I see the old Tin Grotto is going to be demolished. Perhaps it’s time.
In 1986, it was an empty shell of a building whose days of operation as a practical business were long over. Seeing something unused in Sooke’s center seemed wrong to me, so I created the Tin Grotto.
As a business owner (the original Fish Trap), I listened to my customers and learned about the things we didn’t have. We didn’t have a bottle depot or a place to take our empty pop bottles and cans. So the original Tin Grotto became just that a bottle depot.
The Tin Grotto quickly evolved into much more. The sign out front read: “We Buy, Sell or Trade Everything under the Sun.” The flood gates opened. We were buying and selling tools, furniture, even the odd motorcycle or car within a week.
As an executive director on the Sooke-Jordan River Chamber of Commerce responsible for economic development, I knew jobs were tough to get, so my principal mandate, other than turn a profit, was to employ as many locals as possible.

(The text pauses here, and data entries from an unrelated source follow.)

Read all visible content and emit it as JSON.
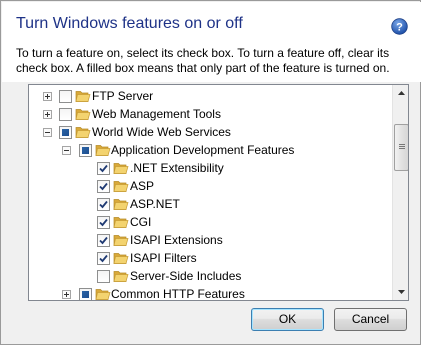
{
  "dialog": {
    "title": "Turn Windows features on or off",
    "description_line1": "To turn a feature on, select its check box. To turn a feature off, clear its",
    "description_line2": "check box. A filled box means that only part of the feature is turned on."
  },
  "tree": {
    "items": [
      {
        "label": "FTP Server",
        "expander": "plus",
        "check": "unchecked"
      },
      {
        "label": "Web Management Tools",
        "expander": "plus",
        "check": "unchecked"
      },
      {
        "label": "World Wide Web Services",
        "expander": "minus",
        "check": "partial"
      },
      {
        "label": "Application Development Features",
        "expander": "minus",
        "check": "partial"
      },
      {
        "label": ".NET Extensibility",
        "expander": "none",
        "check": "checked"
      },
      {
        "label": "ASP",
        "expander": "none",
        "check": "checked"
      },
      {
        "label": "ASP.NET",
        "expander": "none",
        "check": "checked"
      },
      {
        "label": "CGI",
        "expander": "none",
        "check": "checked"
      },
      {
        "label": "ISAPI Extensions",
        "expander": "none",
        "check": "checked"
      },
      {
        "label": "ISAPI Filters",
        "expander": "none",
        "check": "checked"
      },
      {
        "label": "Server-Side Includes",
        "expander": "none",
        "check": "unchecked"
      },
      {
        "label": "Common HTTP Features",
        "expander": "plus",
        "check": "partial"
      }
    ]
  },
  "buttons": {
    "ok_label": "OK",
    "cancel_label": "Cancel"
  },
  "icons": {
    "help": "help-icon",
    "folder": "folder-icon"
  },
  "colors": {
    "title": "#1e3287",
    "folder": "#e8c55e",
    "partial_fill": "#2b64a6"
  }
}
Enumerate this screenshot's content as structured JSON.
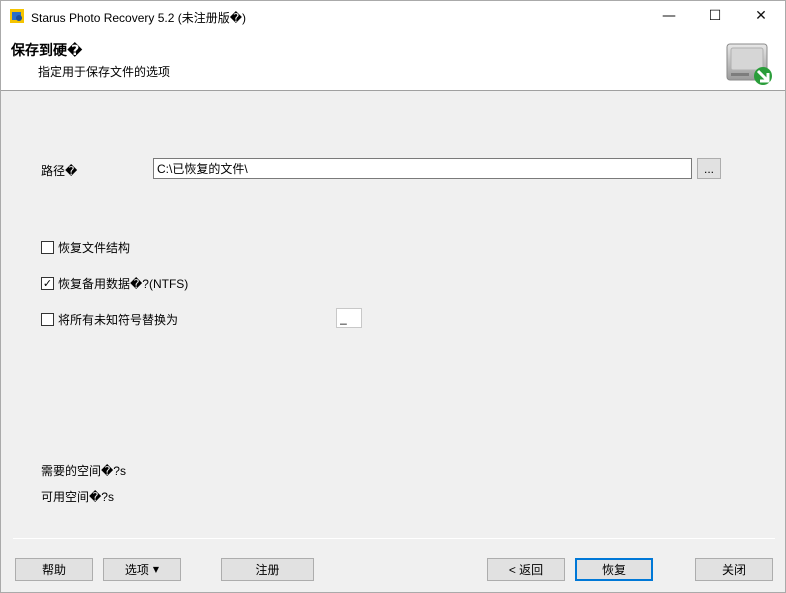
{
  "window": {
    "title": "Starus Photo Recovery 5.2 (未注册版�)",
    "minimize": "—",
    "maximize": "☐",
    "close": "✕"
  },
  "header": {
    "title": "保存到硬�",
    "subtitle": "指定用于保存文件的选项",
    "icon": "drive-save-icon"
  },
  "form": {
    "path_label": "路径�",
    "path_value": "C:\\已恢复的文件\\",
    "browse_label": "...",
    "options": [
      {
        "label": "恢复文件结构",
        "checked": false
      },
      {
        "label": "恢复备用数据�?(NTFS)",
        "checked": true
      },
      {
        "label": "将所有未知符号替换为",
        "checked": false
      }
    ],
    "replace_char": "_"
  },
  "space": {
    "required": "需要的空间�?s",
    "available": "可用空间�?s"
  },
  "buttons": {
    "help": "帮助",
    "options": "选项",
    "register": "注册",
    "back": "< 返回",
    "recover": "恢复",
    "close": "关闭"
  },
  "colors": {
    "accent": "#0078d7",
    "header_bg": "#ffffff",
    "window_bg": "#f0f0f0"
  }
}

After setting up a young couple in part of the space’s expanse as small engine mechanics, I hired two full-time and two part-time staff to run the re-cycling depot and the trade center. A beehive couldn’t have been busier. The five-ton truck purchase opened up things even more. A small local moving company was born, which created three more jobs. Then a junk removal business became a necessity.
Within six months of opening in that big, cold building, it was employing 11 people. It is funny how the knowledge of the demolition of an old building can bring back so many memories.

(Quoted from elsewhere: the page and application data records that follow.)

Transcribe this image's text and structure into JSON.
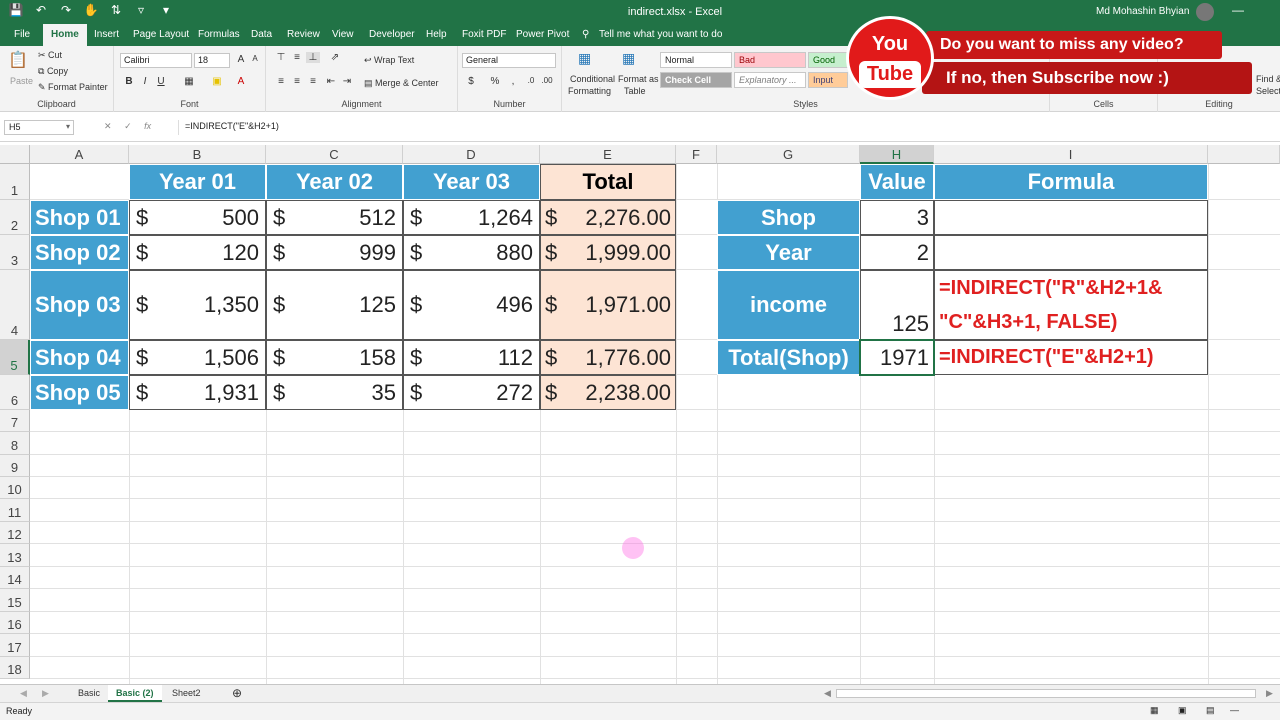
{
  "window": {
    "title": "indirect.xlsx  -  Excel",
    "user": "Md Mohashin Bhyian"
  },
  "ribbon_tabs": [
    "File",
    "Home",
    "Insert",
    "Page Layout",
    "Formulas",
    "Data",
    "Review",
    "View",
    "Developer",
    "Help",
    "Foxit PDF",
    "Power Pivot"
  ],
  "active_tab": "Home",
  "tell_me": "Tell me what you want to do",
  "clipboard": {
    "paste": "Paste",
    "cut": "Cut",
    "copy": "Copy",
    "format_painter": "Format Painter",
    "label": "Clipboard"
  },
  "font": {
    "name": "Calibri",
    "size": "18",
    "label": "Font"
  },
  "alignment": {
    "wrap": "Wrap Text",
    "merge": "Merge & Center",
    "label": "Alignment"
  },
  "number": {
    "format": "General",
    "label": "Number"
  },
  "styles": {
    "conditional": "Conditional",
    "formatting": "Formatting",
    "format_as": "Format as",
    "table": "Table",
    "normal": "Normal",
    "bad": "Bad",
    "good": "Good",
    "check": "Check Cell",
    "explanatory": "Explanatory ...",
    "input": "Input",
    "label": "Styles"
  },
  "cells_label": "Cells",
  "editing": {
    "find": "Find &",
    "select": "Select",
    "label": "Editing"
  },
  "name_box": "H5",
  "formula": "=INDIRECT(\"E\"&H2+1)",
  "columns": [
    "A",
    "B",
    "C",
    "D",
    "E",
    "F",
    "G",
    "H",
    "I"
  ],
  "rows": [
    "1",
    "2",
    "3",
    "4",
    "5",
    "6",
    "7",
    "8",
    "9",
    "10",
    "11",
    "12",
    "13",
    "14",
    "15",
    "16",
    "17",
    "18"
  ],
  "table": {
    "headers": [
      "Year 01",
      "Year 02",
      "Year 03",
      "Total"
    ],
    "currency": "$",
    "rows": [
      {
        "shop": "Shop 01",
        "values": [
          "500",
          "512",
          "1,264"
        ],
        "total": "2,276.00"
      },
      {
        "shop": "Shop 02",
        "values": [
          "120",
          "999",
          "880"
        ],
        "total": "1,999.00"
      },
      {
        "shop": "Shop 03",
        "values": [
          "1,350",
          "125",
          "496"
        ],
        "total": "1,971.00"
      },
      {
        "shop": "Shop 04",
        "values": [
          "1,506",
          "158",
          "112"
        ],
        "total": "1,776.00"
      },
      {
        "shop": "Shop 05",
        "values": [
          "1,931",
          "35",
          "272"
        ],
        "total": "2,238.00"
      }
    ]
  },
  "lookup": {
    "value_header": "Value",
    "formula_header": "Formula",
    "rows": [
      {
        "label": "Shop",
        "value": "3",
        "formula": ""
      },
      {
        "label": "Year",
        "value": "2",
        "formula": ""
      },
      {
        "label": "income",
        "value": "125",
        "formula_line1": "=INDIRECT(\"R\"&H2+1&",
        "formula_line2": "\"C\"&H3+1, FALSE)"
      },
      {
        "label": "Total(Shop)",
        "value": "1971",
        "formula": "=INDIRECT(\"E\"&H2+1)"
      }
    ]
  },
  "sheets": [
    "Basic",
    "Basic (2)",
    "Sheet2"
  ],
  "active_sheet": "Basic (2)",
  "status": "Ready",
  "banner": {
    "logo_top": "You",
    "logo_bottom": "Tube",
    "line1": "Do you want to miss any video?",
    "line2": "If no, then Subscribe now :)"
  },
  "colors": {
    "excel_green": "#217346",
    "header_blue": "#42a0d0",
    "total_fill": "#fde4d4",
    "formula_red": "#e02020"
  }
}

At the time, the Tin Grotto was just a junky old building to most that drove by, but it was a job to many.
Being elected to the Sooke-Jordan River Forum Council allowed me to work alongside Phil Wilford. Phil was one of the greats in my life. Strong, gentle and passionate about his town, Phil and I would talk about many things, and one of them was the Tin Grotto.

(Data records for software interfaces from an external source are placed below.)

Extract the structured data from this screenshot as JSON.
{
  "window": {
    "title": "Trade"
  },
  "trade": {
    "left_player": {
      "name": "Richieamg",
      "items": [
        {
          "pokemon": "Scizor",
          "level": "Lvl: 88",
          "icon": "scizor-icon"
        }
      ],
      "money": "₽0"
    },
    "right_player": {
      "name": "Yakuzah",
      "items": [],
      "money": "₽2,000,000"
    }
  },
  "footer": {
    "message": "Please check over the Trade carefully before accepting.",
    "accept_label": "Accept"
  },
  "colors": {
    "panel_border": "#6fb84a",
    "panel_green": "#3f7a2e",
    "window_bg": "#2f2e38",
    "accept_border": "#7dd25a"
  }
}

I used to tell Phil I felt the Tin Grotto was an eyesore, but there wasn’t anything I could do about it. He told me it didn’t matter because I was creating jobs. Phil was right.
Sooke was a great town with the bones of an elephant, and the people, for the most part, were extraordinary. They were a rare breed of individuals who had found themselves there because they were different. The loggers and fishers complemented the artists and wandering souls. Most people got along, no matter who they were. If they didn’t, there was plenty of room to veer away, many times to the left. It was a town of exceptions and exceptional people.
One thing, I never did know if we should call ourselves Sookeaphones, Sookeites or what? I guess it didn’t matter because we all lived there between the ocean and the Sooke hills – a very special place.
Dan Chambers is a former Sooke business owner. He lives in Ottawa.